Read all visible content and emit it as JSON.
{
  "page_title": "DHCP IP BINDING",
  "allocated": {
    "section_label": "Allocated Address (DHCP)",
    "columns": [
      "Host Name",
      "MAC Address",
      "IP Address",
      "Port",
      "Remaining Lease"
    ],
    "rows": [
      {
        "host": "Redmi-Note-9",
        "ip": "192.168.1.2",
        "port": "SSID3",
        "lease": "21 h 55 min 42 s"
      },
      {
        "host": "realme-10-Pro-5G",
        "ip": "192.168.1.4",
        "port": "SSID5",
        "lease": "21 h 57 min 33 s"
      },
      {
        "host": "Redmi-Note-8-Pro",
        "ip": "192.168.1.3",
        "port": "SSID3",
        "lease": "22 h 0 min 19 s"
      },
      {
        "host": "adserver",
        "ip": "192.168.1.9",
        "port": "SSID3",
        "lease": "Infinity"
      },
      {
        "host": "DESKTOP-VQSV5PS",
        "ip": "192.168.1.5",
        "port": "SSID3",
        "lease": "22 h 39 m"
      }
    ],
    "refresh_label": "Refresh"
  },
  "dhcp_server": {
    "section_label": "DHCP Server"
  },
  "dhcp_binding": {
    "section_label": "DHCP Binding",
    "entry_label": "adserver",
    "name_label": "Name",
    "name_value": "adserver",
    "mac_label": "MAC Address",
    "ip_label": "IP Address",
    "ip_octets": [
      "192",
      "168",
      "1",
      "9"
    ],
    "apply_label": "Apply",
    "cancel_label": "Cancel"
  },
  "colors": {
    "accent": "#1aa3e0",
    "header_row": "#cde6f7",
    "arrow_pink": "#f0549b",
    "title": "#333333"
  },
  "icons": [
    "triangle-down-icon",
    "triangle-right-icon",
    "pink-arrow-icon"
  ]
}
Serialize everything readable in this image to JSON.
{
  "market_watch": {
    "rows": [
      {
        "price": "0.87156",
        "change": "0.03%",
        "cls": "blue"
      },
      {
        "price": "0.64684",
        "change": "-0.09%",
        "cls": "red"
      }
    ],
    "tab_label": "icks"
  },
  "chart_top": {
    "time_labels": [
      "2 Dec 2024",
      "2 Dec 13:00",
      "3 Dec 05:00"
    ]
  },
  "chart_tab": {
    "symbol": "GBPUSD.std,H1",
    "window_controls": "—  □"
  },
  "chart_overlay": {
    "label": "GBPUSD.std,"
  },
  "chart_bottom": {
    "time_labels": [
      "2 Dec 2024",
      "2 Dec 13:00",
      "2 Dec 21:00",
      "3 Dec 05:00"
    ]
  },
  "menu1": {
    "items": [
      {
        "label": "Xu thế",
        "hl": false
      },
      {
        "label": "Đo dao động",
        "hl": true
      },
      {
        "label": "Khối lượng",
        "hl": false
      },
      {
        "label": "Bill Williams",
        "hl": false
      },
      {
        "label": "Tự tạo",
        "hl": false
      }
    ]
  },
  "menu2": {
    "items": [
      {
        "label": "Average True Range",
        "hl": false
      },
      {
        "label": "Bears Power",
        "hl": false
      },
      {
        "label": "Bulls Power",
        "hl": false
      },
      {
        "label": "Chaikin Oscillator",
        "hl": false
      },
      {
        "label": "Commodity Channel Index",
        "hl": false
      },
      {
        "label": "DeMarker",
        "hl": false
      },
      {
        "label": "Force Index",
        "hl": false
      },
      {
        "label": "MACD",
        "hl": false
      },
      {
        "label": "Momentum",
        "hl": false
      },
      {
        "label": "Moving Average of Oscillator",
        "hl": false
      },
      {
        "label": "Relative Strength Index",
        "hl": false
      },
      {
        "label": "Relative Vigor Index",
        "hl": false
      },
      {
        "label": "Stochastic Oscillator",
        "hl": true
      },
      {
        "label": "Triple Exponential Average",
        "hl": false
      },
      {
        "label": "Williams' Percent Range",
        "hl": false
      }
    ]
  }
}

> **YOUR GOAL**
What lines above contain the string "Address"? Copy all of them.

> **OUTPUT OF THE TASK**
    "section_label": "Allocated Address (DHCP)",
      "MAC Address",
      "IP Address",
    "mac_label": "MAC Address",
    "ip_label": "IP Address",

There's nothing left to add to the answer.